What to look out for
A member of the plover family, the dotterel breed in the uplands. Unusually females are more brightly coloured than the males and it is the males who rear the chicks. Upper parts are predominantly grey in adult birds, the breast is a rich chestnut, while the large white “eyebrow” is distinctive. The horizontal white chest “halter” is distinctive, throughout the year. Has a brief undulating piping call. Not to be confused with the similar shaped golden and grey plovers.
In summer this bird breeds on the high plateaus in the Highlands and is seen in spring and autumn passage in Fife and East Lothian on pastureland or stubble and in new growing crops.
This bird is confined to a specific habitat and is vulnerable to disturbance by hill walkers. Dogs should be kept under close control when on high tops during spring and summer.
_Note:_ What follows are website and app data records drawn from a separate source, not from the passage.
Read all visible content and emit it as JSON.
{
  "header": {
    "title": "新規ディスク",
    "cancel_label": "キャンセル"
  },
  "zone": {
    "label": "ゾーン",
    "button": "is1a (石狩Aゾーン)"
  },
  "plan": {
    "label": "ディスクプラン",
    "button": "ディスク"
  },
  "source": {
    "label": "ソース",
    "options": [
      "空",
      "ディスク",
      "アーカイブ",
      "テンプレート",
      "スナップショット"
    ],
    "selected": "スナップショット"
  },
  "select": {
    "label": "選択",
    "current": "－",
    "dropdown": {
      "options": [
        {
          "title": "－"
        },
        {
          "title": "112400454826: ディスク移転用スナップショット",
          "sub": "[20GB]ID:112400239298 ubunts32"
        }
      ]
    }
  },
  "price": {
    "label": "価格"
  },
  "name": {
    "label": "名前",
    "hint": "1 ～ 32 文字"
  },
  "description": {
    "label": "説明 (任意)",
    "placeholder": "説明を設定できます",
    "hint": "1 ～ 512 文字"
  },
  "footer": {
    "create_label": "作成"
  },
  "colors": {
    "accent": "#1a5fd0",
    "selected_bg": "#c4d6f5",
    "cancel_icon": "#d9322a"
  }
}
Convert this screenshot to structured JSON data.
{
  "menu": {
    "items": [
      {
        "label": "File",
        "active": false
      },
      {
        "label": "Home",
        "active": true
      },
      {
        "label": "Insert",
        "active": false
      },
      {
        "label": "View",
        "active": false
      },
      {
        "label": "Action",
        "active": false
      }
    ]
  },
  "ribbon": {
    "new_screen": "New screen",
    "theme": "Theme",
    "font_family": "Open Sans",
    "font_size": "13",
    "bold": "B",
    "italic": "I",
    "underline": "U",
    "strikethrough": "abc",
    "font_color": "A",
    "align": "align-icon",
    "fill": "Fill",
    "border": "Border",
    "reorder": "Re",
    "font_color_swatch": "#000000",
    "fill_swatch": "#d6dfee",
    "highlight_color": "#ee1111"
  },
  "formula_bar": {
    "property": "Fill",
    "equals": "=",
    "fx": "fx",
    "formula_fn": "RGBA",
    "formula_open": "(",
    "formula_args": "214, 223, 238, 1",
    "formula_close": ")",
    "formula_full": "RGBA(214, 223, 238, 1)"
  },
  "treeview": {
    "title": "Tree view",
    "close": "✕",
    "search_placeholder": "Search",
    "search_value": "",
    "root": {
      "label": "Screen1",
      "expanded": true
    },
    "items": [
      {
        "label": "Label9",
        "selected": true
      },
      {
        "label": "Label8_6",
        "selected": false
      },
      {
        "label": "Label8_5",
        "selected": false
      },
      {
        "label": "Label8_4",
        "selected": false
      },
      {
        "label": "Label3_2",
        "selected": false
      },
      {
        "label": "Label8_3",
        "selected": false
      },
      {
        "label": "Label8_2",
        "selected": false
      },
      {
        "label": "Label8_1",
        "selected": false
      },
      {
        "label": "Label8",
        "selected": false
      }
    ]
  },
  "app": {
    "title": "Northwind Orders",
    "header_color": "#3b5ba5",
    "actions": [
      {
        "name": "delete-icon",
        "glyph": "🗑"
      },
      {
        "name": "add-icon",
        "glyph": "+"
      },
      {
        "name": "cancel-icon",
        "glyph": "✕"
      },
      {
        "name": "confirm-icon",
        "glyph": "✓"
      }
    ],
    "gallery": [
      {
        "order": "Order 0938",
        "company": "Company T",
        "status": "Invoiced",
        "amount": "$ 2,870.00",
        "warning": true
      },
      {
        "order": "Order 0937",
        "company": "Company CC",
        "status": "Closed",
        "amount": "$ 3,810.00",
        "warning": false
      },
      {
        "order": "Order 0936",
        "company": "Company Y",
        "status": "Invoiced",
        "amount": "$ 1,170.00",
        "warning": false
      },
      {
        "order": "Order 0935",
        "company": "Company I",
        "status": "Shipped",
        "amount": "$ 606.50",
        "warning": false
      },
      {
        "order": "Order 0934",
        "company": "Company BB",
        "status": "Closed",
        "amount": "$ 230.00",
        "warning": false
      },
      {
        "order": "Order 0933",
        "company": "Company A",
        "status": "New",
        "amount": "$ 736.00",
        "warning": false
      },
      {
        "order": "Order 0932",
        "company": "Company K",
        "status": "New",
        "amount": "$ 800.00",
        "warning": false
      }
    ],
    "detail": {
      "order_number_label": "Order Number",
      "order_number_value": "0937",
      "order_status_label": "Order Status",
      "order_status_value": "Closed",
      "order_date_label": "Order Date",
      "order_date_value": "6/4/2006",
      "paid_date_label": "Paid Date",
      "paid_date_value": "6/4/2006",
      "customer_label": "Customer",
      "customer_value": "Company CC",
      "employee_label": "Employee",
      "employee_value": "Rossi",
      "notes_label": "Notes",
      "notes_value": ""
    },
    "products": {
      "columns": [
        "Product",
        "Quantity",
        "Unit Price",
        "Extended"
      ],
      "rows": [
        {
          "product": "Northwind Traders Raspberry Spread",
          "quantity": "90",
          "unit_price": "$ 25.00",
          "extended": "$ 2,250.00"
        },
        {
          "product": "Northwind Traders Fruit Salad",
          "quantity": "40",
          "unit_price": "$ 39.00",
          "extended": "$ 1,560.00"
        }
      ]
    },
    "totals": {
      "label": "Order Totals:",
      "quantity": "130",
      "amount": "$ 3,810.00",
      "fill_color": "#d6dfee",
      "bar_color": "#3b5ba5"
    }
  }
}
Studies indicate that, after they have laid their first clutch of eggs and have left the male to rear them, females will seek and pair up with other males to produce subsequent clutches. This increases their own productivity which is quite an unusual strategy for a female bird in this climate.